Multi-currency trading conditions in Turkey continue to make the country more attractive to foreign property-buyers than Eurozone destinations, following renewed uncertainty in Europe’s single currency bloc.
A rising economic power, Turkey embraces a culture where trading in different currencies is the norm, while its own currency, the Turkish lira, remains a stable emerging-market currency used for everyday transactions.
“We’re seeing how the situation in Cyprus has once again caused wobbles in the entire Eurozone,” said Julian Walker at Spot Blue. “And again, British buyers are getting niggling concerns about owning an immovable asset valued in euros. Meanwhile, British vendors desperate to get the most from any proceeds they repatriate back to the UK from a Eurozone country are seeing their assets devalue as the euro depreciates and buyers run scared.”
In turkey_national_football_team”>Turkey, it’s quite typical to see property advertised and sold in euros, Sterling, Turkish lira and, if you’re in Istanbul, dollars. “More and more, Turkey is becoming an international marketplace attracting investors and buyers from around the world,” said Julian Walker. “The fact that a buyer and vendor can more easily agree a deal in one currency that suits them, is helping this trend.”

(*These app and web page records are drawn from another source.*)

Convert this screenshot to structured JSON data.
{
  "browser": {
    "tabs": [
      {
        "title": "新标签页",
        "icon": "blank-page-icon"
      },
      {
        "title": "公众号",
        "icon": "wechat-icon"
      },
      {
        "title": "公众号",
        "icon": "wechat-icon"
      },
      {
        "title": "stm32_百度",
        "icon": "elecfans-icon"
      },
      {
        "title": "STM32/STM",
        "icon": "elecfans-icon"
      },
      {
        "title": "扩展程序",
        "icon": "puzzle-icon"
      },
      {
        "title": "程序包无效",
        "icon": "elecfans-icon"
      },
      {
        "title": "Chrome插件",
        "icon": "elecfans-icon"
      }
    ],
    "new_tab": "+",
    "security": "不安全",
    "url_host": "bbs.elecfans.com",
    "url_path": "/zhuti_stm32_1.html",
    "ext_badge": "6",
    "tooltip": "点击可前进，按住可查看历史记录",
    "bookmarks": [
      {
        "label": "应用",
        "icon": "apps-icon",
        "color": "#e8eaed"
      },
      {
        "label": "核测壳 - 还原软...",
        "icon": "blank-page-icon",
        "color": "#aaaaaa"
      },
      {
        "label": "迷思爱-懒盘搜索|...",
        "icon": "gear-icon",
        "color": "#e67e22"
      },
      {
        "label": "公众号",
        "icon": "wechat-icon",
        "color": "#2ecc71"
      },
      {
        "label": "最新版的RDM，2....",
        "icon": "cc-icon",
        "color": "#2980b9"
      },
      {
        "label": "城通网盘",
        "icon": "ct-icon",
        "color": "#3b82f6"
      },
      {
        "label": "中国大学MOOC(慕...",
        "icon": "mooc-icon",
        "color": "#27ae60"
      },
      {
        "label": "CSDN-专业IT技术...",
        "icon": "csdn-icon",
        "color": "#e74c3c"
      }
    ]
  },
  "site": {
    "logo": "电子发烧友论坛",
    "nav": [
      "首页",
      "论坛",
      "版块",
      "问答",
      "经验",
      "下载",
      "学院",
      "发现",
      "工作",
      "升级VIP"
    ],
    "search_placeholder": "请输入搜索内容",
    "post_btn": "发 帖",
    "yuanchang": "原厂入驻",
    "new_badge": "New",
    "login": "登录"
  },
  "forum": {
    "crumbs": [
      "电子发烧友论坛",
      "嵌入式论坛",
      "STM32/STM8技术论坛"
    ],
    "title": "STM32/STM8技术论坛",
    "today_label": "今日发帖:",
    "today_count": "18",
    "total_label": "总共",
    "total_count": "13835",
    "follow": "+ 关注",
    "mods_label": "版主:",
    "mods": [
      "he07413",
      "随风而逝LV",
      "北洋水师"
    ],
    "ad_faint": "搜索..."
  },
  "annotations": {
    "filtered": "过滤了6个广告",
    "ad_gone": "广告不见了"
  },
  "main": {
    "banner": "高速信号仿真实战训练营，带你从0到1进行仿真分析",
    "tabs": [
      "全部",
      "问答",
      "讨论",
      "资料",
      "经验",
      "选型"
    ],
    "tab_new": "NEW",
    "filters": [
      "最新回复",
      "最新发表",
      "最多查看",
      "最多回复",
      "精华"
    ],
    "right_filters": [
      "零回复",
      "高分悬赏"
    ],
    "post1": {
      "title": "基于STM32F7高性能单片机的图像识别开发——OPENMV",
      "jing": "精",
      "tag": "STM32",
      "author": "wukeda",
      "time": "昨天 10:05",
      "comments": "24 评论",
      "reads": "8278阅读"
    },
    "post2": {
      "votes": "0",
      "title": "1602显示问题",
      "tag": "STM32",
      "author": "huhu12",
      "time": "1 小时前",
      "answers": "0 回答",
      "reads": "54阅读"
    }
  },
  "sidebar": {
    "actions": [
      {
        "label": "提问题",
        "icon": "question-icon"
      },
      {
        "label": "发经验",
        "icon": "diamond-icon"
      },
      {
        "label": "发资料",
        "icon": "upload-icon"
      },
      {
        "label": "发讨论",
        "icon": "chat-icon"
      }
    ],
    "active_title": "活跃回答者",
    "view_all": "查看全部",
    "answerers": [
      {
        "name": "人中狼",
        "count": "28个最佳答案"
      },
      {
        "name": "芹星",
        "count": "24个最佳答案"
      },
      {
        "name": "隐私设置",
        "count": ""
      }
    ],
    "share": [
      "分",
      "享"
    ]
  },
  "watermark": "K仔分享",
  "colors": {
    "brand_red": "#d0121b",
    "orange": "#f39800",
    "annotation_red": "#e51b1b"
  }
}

A common scenario in Turkey is a British person converting Sterling into euros to buy a Turkish property, because the vendor wants euros and Sterling happens to be strong,” adds Julian Walker. “Then, once resident in Turkey the new owner will convert a large amount of their Sterling into Turkish lira and deposit it in a local bank to benefit from the high interest rates paid on lira savings – which helps them meet their day-to-day living costs, which are in lira. In short, in Turkey it’s easier to be savvy with your money, and not be tied to one currency and exposed to one exchange rate.”